Ref Volumes: 1604-1629

Authors: Peter Lefevre / Paul Hunneyball


CSP Dom. 1631-3, p. 131.

  • 1. St. Giles, Cripplegate par. reg.
  • 2. W. Dugdale, Warws. 848, 850.
  • 3. Al. Cant.; GI Admiss.
  • 4. Dugdale, 850.
  • 5. Shaw, Knights of Eng. ii. 185.
  • 6. CSP Ven. 1629-32, p. 550; Monro, his Expedition ed. W.S. Brockington, 231.
  • 7. SP84/73, f. 42.
  • 8. CSP Ven. 1629-32, p. 362.
  • 9. SP75/11, f. 246.
  • 10. CSP Dom. 1619-23, p. 190; CSP Ire. Addenda, 1625-60, p. 47; SP84/113, f. 102.
  • 11. SP84/121, f. 277v; Het Nationaal Archief, Eerste Afdeling, Raad van State (1.01.19) 1908, pt. i, Eng. lias, ms marked ‘1626’ (ex inf. David Trim).
  • 12. CSP Ven. 1629-32, p. 362; CSP Dom. 1627-8, p. 268; SP75/10, f. 156.
  • 13. APC, 1629-30, p. 109; SP84/140, f. 62.
  • 14. CSP Dom. 1631-3, p. 129; Monro, his Expedition, 138.
  • 15. E. Suss. RO, RYE 1/11, f. 22.
  • 16. CSP Ire. Addenda, 1625-60, p. 49; SP84/142, f. 287.
  • 17. CSP Ven. 1629-32, p. 362; CSP Ire. Addenda, 1625-60, p. 49; Vis. Glos. (Harl.

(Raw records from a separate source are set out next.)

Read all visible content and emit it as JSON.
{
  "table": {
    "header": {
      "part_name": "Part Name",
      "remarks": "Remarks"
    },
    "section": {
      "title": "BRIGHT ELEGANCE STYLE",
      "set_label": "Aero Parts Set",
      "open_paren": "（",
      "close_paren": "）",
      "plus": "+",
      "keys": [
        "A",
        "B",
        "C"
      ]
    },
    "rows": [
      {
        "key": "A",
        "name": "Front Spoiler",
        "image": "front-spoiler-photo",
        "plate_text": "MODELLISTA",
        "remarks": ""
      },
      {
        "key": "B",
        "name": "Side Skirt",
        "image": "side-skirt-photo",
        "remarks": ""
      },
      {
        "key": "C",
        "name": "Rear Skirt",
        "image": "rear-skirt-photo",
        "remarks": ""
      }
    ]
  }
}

Soc. xxi), 167; SP84/113, f. 102.
  • 18. E. Suss. RO, RYE 1/11, f. 22r-v; RYE 47/98/9-11.
  • 19. Chamberlain Letters ed. N.E. McClure, ii. 562, 571; SP84/121, f. 277v; 84/126, f. 299; 84/128, ff. 1, 77.
  • 20. CSP Dom. 1625-6, p. 485; CSP Ven. 1629-32, p. 362; SP75/9, f. 339; 75/10, ff. 77, 156; E.A. Beller, ‘Military expedition of Sir Chas. Morgan’, EHR, xliii. 536- 9.
  • 21. SP75/10, ff. 183, 187; APC, 1629-30, p. 109; SP84/134, f. 180 (misdated by TNA to 1627); 84/140, f. 62; CSP Dom. 1629-31, p. 123.
  • 22. CSP Ven. 1629-32, pp. 362, 391, 397; SP84/142, ff. 97, 287; SP75/11, f. 246.
  • 23. PROB 11/160, f. 410; CSP Dom. 1631-2, pp. 124, 129-31; CSP Dom. Addenda, 1625-49, 414-15; CSP Ven. 1629-32, p. 550; Monro, his Expedition, 138, 231.